## TASK DIRECTIONS:
Leaving out every picture, output the records below exactly as they are.

## RECORDS PROVIDED:
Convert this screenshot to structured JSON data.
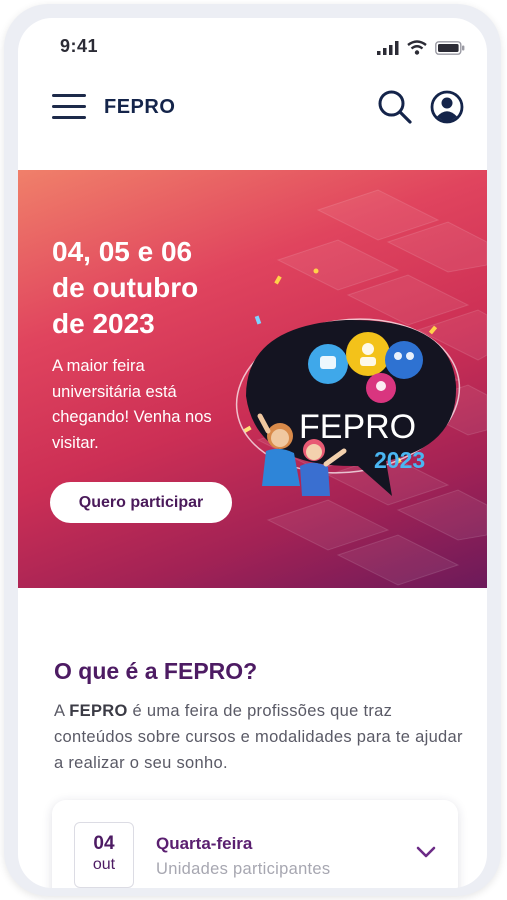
{
  "status_bar": {
    "time": "9:41"
  },
  "header": {
    "brand": "FEPRO"
  },
  "hero": {
    "date_lines": [
      "04, 05 e 06",
      "de outubro",
      "de 2023"
    ],
    "description": "A maior feira universitária está chegando! Venha nos visitar.",
    "cta_label": "Quero participar",
    "logo_title": "FEPRO",
    "logo_year": "2023"
  },
  "about": {
    "title": "O que é a FEPRO?",
    "text_prefix": "A ",
    "text_brand": "FEPRO",
    "text_rest": " é uma feira de profissões que traz conteúdos sobre cursos e modalidades para te ajudar a realizar o seu sonho."
  },
  "schedule": [
    {
      "day": "04",
      "month": "out",
      "weekday": "Quarta-feira",
      "subtitle": "Unidades participantes"
    }
  ],
  "colors": {
    "accent_purple": "#4d1b63",
    "navy": "#14244a",
    "hero_start": "#f0806a",
    "hero_end": "#6c1a5a"
  },
  "icons": [
    "menu-icon",
    "search-icon",
    "user-icon",
    "signal-icon",
    "wifi-icon",
    "battery-icon",
    "chevron-down-icon"
  ]
}
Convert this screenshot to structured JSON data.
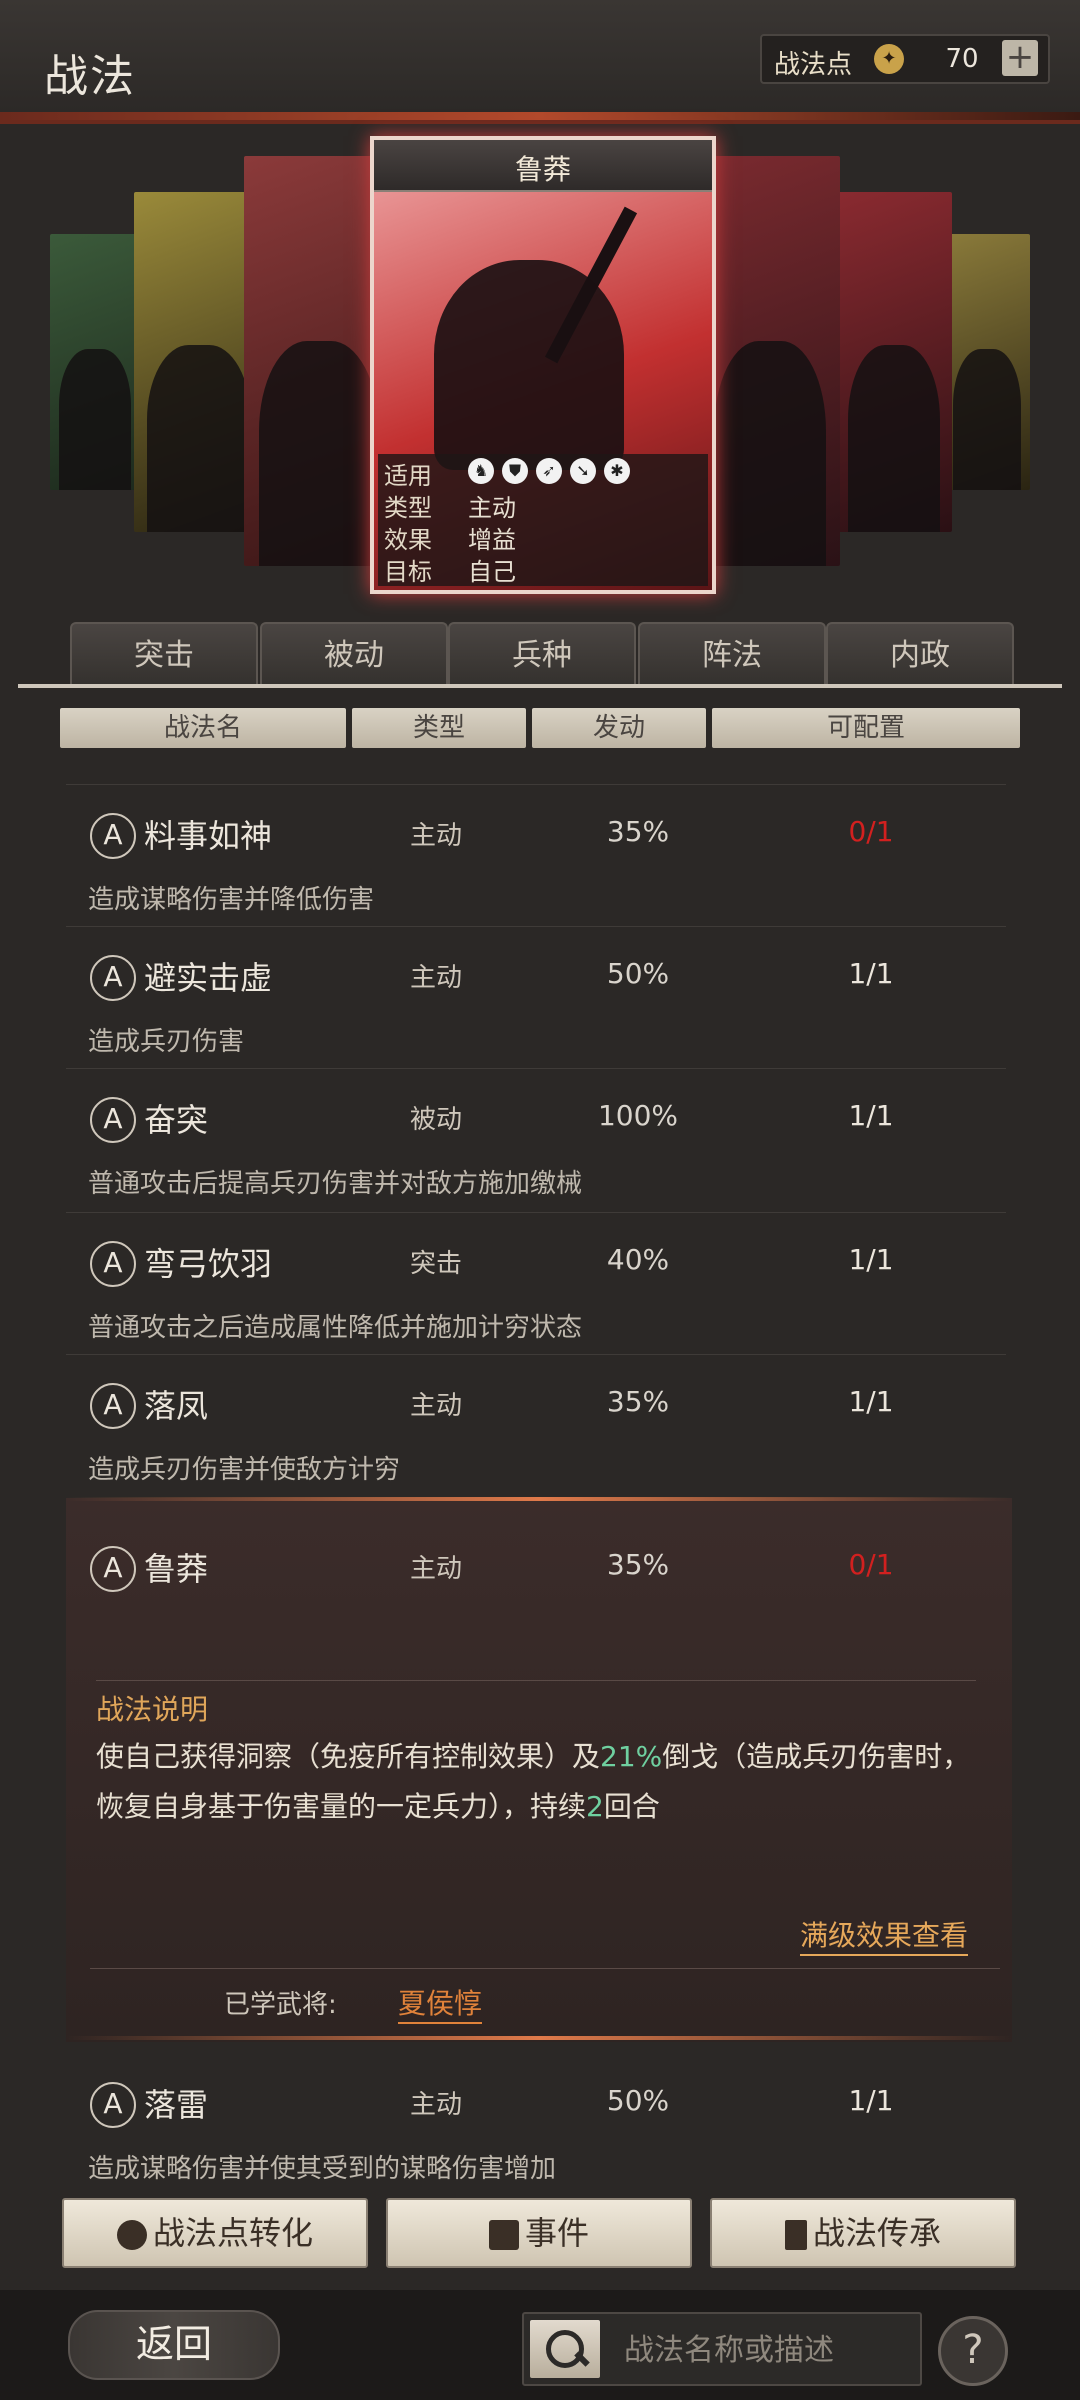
{
  "header": {
    "title": "战法",
    "points_label": "战法点",
    "points_icon": "compass-coin-icon",
    "points_value": "70",
    "plus_label": "+"
  },
  "featured_card": {
    "name": "鲁莽",
    "rows": [
      {
        "key": "适用",
        "icons": [
          "cavalry-icon",
          "shield-icon",
          "bow-icon",
          "spear-icon",
          "wheel-icon"
        ]
      },
      {
        "key": "类型",
        "value": "主动"
      },
      {
        "key": "效果",
        "value": "增益"
      },
      {
        "key": "目标",
        "value": "自己"
      }
    ]
  },
  "tabs": [
    "突击",
    "被动",
    "兵种",
    "阵法",
    "内政"
  ],
  "columns": [
    "战法名",
    "类型",
    "发动",
    "可配置"
  ],
  "rows": [
    {
      "badge": "A",
      "name": "料事如神",
      "type": "主动",
      "rate": "35%",
      "slot": "0/1",
      "slot_red": true,
      "desc": "造成谋略伤害并降低伤害"
    },
    {
      "badge": "A",
      "name": "避实击虚",
      "type": "主动",
      "rate": "50%",
      "slot": "1/1",
      "slot_red": false,
      "desc": "造成兵刃伤害"
    },
    {
      "badge": "A",
      "name": "奋突",
      "type": "被动",
      "rate": "100%",
      "slot": "1/1",
      "slot_red": false,
      "desc": "普通攻击后提高兵刃伤害并对敌方施加缴械"
    },
    {
      "badge": "A",
      "name": "弯弓饮羽",
      "type": "突击",
      "rate": "40%",
      "slot": "1/1",
      "slot_red": false,
      "desc": "普通攻击之后造成属性降低并施加计穷状态"
    },
    {
      "badge": "A",
      "name": "落凤",
      "type": "主动",
      "rate": "35%",
      "slot": "1/1",
      "slot_red": false,
      "desc": "造成兵刃伤害并使敌方计穷"
    }
  ],
  "expanded": {
    "badge": "A",
    "name": "鲁莽",
    "type": "主动",
    "rate": "35%",
    "slot": "0/1",
    "section_title": "战法说明",
    "desc_part1": "使自己获得洞察（免疫所有控制效果）及",
    "desc_pct": "21%",
    "desc_part2": "倒戈（造成兵刃伤害时，恢复自身基于伤害量的一定兵力），持续",
    "desc_turns": "2",
    "desc_part3": "回合",
    "full_effect_link": "满级效果查看",
    "learned_label": "已学武将:",
    "learned_general": "夏侯惇"
  },
  "last_row": {
    "badge": "A",
    "name": "落雷",
    "type": "主动",
    "rate": "50%",
    "slot": "1/1",
    "desc": "造成谋略伤害并使其受到的谋略伤害增加"
  },
  "buttons": {
    "convert": "战法点转化",
    "event": "事件",
    "inherit": "战法传承"
  },
  "footer": {
    "back": "返回",
    "search_placeholder": "战法名称或描述",
    "help": "?"
  },
  "colors": {
    "accent": "#b24a2c",
    "red_slot": "#d2201f",
    "highlight": "#6fd0a0",
    "link": "#e6a85a"
  }
}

## PROBLEM SOLUTION:
Convert this screenshot to structured JSON data.
{
  "status_bar": {
    "time": "9:41"
  },
  "header": {
    "brand": "FEPRO"
  },
  "hero": {
    "date_lines": [
      "04, 05 e 06",
      "de outubro",
      "de 2023"
    ],
    "description": "A maior feira universitária está chegando! Venha nos visitar.",
    "cta_label": "Quero participar",
    "logo_title": "FEPRO",
    "logo_year": "2023"
  },
  "about": {
    "title": "O que é a FEPRO?",
    "text_prefix": "A ",
    "text_brand": "FEPRO",
    "text_rest": " é uma feira de profissões que traz conteúdos sobre cursos e modalidades para te ajudar a realizar o seu sonho."
  },
  "schedule": [
    {
      "day": "04",
      "month": "out",
      "weekday": "Quarta-feira",
      "subtitle": "Unidades participantes"
    }
  ],
  "colors": {
    "accent_purple": "#4d1b63",
    "navy": "#14244a",
    "hero_start": "#f0806a",
    "hero_end": "#6c1a5a"
  },
  "icons": [
    "menu-icon",
    "search-icon",
    "user-icon",
    "signal-icon",
    "wifi-icon",
    "battery-icon",
    "chevron-down-icon"
  ]
}
Convert this screenshot to structured JSON data.
{
  "header": {
    "title": "战法",
    "points_label": "战法点",
    "points_icon": "compass-coin-icon",
    "points_value": "70",
    "plus_label": "+"
  },
  "featured_card": {
    "name": "鲁莽",
    "rows": [
      {
        "key": "适用",
        "icons": [
          "cavalry-icon",
          "shield-icon",
          "bow-icon",
          "spear-icon",
          "wheel-icon"
        ]
      },
      {
        "key": "类型",
        "value": "主动"
      },
      {
        "key": "效果",
        "value": "增益"
      },
      {
        "key": "目标",
        "value": "自己"
      }
    ]
  },
  "tabs": [
    "突击",
    "被动",
    "兵种",
    "阵法",
    "内政"
  ],
  "columns": [
    "战法名",
    "类型",
    "发动",
    "可配置"
  ],
  "rows": [
    {
      "badge": "A",
      "name": "料事如神",
      "type": "主动",
      "rate": "35%",
      "slot": "0/1",
      "slot_red": true,
      "desc": "造成谋略伤害并降低伤害"
    },
    {
      "badge": "A",
      "name": "避实击虚",
      "type": "主动",
      "rate": "50%",
      "slot": "1/1",
      "slot_red": false,
      "desc": "造成兵刃伤害"
    },
    {
      "badge": "A",
      "name": "奋突",
      "type": "被动",
      "rate": "100%",
      "slot": "1/1",
      "slot_red": false,
      "desc": "普通攻击后提高兵刃伤害并对敌方施加缴械"
    },
    {
      "badge": "A",
      "name": "弯弓饮羽",
      "type": "突击",
      "rate": "40%",
      "slot": "1/1",
      "slot_red": false,
      "desc": "普通攻击之后造成属性降低并施加计穷状态"
    },
    {
      "badge": "A",
      "name": "落凤",
      "type": "主动",
      "rate": "35%",
      "slot": "1/1",
      "slot_red": false,
      "desc": "造成兵刃伤害并使敌方计穷"
    }
  ],
  "expanded": {
    "badge": "A",
    "name": "鲁莽",
    "type": "主动",
    "rate": "35%",
    "slot": "0/1",
    "section_title": "战法说明",
    "desc_part1": "使自己获得洞察（免疫所有控制效果）及",
    "desc_pct": "21%",
    "desc_part2": "倒戈（造成兵刃伤害时，恢复自身基于伤害量的一定兵力），持续",
    "desc_turns": "2",
    "desc_part3": "回合",
    "full_effect_link": "满级效果查看",
    "learned_label": "已学武将:",
    "learned_general": "夏侯惇"
  },
  "last_row": {
    "badge": "A",
    "name": "落雷",
    "type": "主动",
    "rate": "50%",
    "slot": "1/1",
    "desc": "造成谋略伤害并使其受到的谋略伤害增加"
  },
  "buttons": {
    "convert": "战法点转化",
    "event": "事件",
    "inherit": "战法传承"
  },
  "footer": {
    "back": "返回",
    "search_placeholder": "战法名称或描述",
    "help": "?"
  },
  "colors": {
    "accent": "#b24a2c",
    "red_slot": "#d2201f",
    "highlight": "#6fd0a0",
    "link": "#e6a85a"
  }
}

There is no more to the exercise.